Jacky Rios-Torres was awarded a Eugene P. Wigner fellowship in 2016. Her fellowship research focused on the development of control schemes for optimal coordination and operation of connected and automated vehicles (CAVs). She also analyzed the impact of CAVs on fuel consumption, safety, and mobility and the challenges inherent in the transition to full automation, including interactions between CAVs and human-driven vehicles. Her research has shown that fuel economy can be improved by 13–40% with CAV adoption. Jacky’s mentors have included Xin Sun, Energy and Transportation Science Division director; Robert Wagner, National Transportation Research Center director; and Paul Leiby, who leads the Energy Economic Analysis Team in the Energy and Environmental Sciences Directorate.
Being a Wigner Fellow has allowed Jacky to grow her professional network, develop cross-disciplinary research collaborations, and continue on the path of becoming a thought leader in her research area. She is now exploring ways to leverage ORNL capabilities in machine learning and high-performance computing to optimize CAV interactions with other traffic to achieve more efficient and safe mobility systems. Jacky earned her PhD in automotive engineering at Clemson University.
Katie Schuman was awarded a Liane B. Russell fellowship in 2015. In research focused on algorithms, programming, and usability of neuromorphic computing, Katie developed the Evolutionary Optimization for Neuromorphic Systems software framework and a training algorithm for building programs for neuromorphic computers. She also wrote a survey paper during her fellowship on the neuromorphic computing field. Katie’s mentor was Robert Patton, who leads ORNL’s Nature Inspired Machine Learning Team.
Her fellowship enabled Katie to help build the neuromorphic computing research area at ORNL. She also had the opportunity during her fellowship to focus on research that interested her and to build a base of work to support funding bids as she continues neuromorphic computing research at ORNL. Katie, who joined the Computing and Computational Sciences Directorate as a research scientist after her fellowship, received a DOE Early Career award in 2019. She earned a PhD in computer science from the University of Tennessee.

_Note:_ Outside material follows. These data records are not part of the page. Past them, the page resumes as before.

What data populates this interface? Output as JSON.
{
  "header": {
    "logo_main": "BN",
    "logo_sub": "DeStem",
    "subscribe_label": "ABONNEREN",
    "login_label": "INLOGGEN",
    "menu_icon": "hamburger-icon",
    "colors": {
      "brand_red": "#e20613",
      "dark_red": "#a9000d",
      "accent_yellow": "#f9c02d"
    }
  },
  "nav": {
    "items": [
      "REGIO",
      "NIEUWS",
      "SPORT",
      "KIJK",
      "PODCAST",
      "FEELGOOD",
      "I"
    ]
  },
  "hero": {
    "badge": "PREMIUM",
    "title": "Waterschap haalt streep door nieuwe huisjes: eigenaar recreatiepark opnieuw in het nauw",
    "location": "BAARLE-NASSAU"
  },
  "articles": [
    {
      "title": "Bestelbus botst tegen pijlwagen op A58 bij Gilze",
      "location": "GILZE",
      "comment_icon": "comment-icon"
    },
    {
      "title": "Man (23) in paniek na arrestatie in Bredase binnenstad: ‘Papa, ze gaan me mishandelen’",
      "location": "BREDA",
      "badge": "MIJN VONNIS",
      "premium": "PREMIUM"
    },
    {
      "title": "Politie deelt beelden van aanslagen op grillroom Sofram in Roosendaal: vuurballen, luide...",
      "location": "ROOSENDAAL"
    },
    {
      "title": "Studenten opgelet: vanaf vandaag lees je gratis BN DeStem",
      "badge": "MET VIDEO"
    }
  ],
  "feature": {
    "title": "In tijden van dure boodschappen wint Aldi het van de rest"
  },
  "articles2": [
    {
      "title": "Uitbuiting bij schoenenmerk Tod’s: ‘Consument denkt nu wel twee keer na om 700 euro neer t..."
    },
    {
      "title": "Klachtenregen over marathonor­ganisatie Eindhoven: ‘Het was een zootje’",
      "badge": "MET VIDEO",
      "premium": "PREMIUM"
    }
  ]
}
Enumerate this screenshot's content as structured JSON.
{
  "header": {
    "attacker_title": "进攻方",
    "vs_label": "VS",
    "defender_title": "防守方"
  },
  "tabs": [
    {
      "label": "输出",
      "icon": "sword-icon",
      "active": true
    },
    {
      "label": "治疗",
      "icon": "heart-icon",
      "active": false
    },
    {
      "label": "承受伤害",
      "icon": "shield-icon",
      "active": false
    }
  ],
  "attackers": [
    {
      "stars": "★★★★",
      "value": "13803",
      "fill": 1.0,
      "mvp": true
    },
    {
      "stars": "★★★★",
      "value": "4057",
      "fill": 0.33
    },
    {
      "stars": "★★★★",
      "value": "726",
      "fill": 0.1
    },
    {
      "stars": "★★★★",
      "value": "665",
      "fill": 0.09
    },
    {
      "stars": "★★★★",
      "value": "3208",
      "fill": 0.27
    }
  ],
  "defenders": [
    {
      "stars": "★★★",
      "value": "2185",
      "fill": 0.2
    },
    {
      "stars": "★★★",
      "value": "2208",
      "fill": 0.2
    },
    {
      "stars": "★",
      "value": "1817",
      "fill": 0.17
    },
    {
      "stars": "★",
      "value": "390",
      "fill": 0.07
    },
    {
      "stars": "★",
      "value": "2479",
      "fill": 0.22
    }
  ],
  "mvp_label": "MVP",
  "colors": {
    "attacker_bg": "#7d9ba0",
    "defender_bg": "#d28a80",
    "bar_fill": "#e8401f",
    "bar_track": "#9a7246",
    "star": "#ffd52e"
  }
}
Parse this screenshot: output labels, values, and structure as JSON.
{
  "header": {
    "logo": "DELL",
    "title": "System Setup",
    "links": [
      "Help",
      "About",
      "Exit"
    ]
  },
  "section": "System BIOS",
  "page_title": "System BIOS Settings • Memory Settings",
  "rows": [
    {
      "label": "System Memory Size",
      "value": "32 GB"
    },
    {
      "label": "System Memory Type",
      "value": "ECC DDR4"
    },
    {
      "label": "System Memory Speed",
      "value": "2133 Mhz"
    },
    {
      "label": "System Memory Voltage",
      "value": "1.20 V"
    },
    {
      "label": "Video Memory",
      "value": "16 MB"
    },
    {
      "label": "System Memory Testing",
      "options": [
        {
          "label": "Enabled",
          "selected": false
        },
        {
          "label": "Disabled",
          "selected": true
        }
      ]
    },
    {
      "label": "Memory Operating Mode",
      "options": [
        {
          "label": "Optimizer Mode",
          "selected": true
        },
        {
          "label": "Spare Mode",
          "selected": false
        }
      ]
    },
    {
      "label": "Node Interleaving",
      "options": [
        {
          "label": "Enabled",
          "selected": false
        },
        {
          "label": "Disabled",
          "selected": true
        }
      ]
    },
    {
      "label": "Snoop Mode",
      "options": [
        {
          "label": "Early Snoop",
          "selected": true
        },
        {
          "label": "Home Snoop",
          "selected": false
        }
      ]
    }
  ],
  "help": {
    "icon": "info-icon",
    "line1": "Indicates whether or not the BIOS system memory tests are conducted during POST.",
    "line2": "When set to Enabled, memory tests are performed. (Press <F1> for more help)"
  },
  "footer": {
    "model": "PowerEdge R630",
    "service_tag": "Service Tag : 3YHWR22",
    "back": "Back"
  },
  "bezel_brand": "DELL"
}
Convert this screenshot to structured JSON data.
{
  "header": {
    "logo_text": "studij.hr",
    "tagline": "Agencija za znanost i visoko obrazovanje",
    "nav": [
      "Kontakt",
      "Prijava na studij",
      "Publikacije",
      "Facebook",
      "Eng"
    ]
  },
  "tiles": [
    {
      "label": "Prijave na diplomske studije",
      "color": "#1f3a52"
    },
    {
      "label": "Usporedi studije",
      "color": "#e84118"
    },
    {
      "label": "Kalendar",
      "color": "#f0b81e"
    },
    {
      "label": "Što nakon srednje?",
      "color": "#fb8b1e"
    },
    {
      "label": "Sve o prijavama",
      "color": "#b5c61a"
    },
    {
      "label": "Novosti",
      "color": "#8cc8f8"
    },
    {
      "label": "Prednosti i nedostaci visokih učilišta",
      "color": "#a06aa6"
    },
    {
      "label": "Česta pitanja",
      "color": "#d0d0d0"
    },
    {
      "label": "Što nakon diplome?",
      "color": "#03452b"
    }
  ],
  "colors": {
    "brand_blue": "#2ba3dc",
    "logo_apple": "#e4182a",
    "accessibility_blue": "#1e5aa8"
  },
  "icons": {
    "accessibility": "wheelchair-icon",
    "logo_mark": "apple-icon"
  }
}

Josh Michener was awarded a Eugene P. Wigner fellowship in 2015. His fellowship research focused on combining microfluidics and microbiology to influence how bacteria evolve. Josh’s mentors were Brian Davison, chief scientist in the Biosciences Division, and Kenneth Tobin, who is a corporate fellow and ORNL’s Institutional Planning director.
Josh’s fellowship gave him the freedom to pursue independent lines of research and to respond as new research opportunities arose. Interacting with other fellows allowed him to build connections across disciplines and to learn about the wide array of research being conducted at ORNL. Josh, now a research staff member in the Biosciences Division, received a DOE Early Career award in 2019. He earned his PhD in bioengineering at the California Institute of Technology and held a postdoctoral appointment at Harvard University prior to his Wigner fellowship. Josh’s ongoing research interests include studying how enzymes and pathways function in different bacteria, with specific application to engineering bacteria for lignin valorization and enzyme discovery in nonmodel bacteria.
Travis Williams was awarded a Eugene P. Wigner fellowship in 2013. His research focused on performing neutron scattering research on magnetic materials. He investigated the permanent ferromagnet MnBi, which is of interest as a less costly replacement for rare-earth permanent magnets for room-temperature applications. Travis was able to show how atomic-scale interactions contribute to the magnet’s strength. Mark Lumsden, who leads ORNL’s Spectroscopy Group, was Travis’s mentor.
Travis counts among his fellowship’s many benefits the opportunity to work on cross-disciplinary projects and the ability to pursue collaborations and explore novel research techniques. His current research as a staff scientist with the Neutron Sciences Directorate focuses on using neutron scattering and other experimental techniques to understand magnetism in 4f and 5f systems. Travis received a PhD in physics from McMaster University.
Kurt Terrani was awarded an Alvin M. Weinberg fellowship in 2010. His fellowship research addressed fundamental aspects of microencapsulated nuclear fuel fabrication and behavior. His mentor was Steven Zinkle, who is a Governor’s Chair in ORNL’s Fusion Energy Division.
The fellowship allowed Kurt to leverage capabilities across the laboratory including the one-of-a-kind nuclear reactor and hot-cell infrastructure to establish himself as the leading international expert in nuclear fuels with a focus on accident behavior and tolerance. Kurt now serves as ORNL’s Transformational Challenge Reactor technical director. He received a Popular Mechanics Breakthrough award in 2017 and a Materials Performance Corrosion Innovation of the Year award in 2019, along with his scientist and industry partners, for the first successful insertion of nonzirconium nuclear fuel cladding into a commercial nuclear power plant in four decades. Kurt has mentored multiple graduate students at ORNL. He earned his PhD in nuclear engineering at University of California–Berkeley.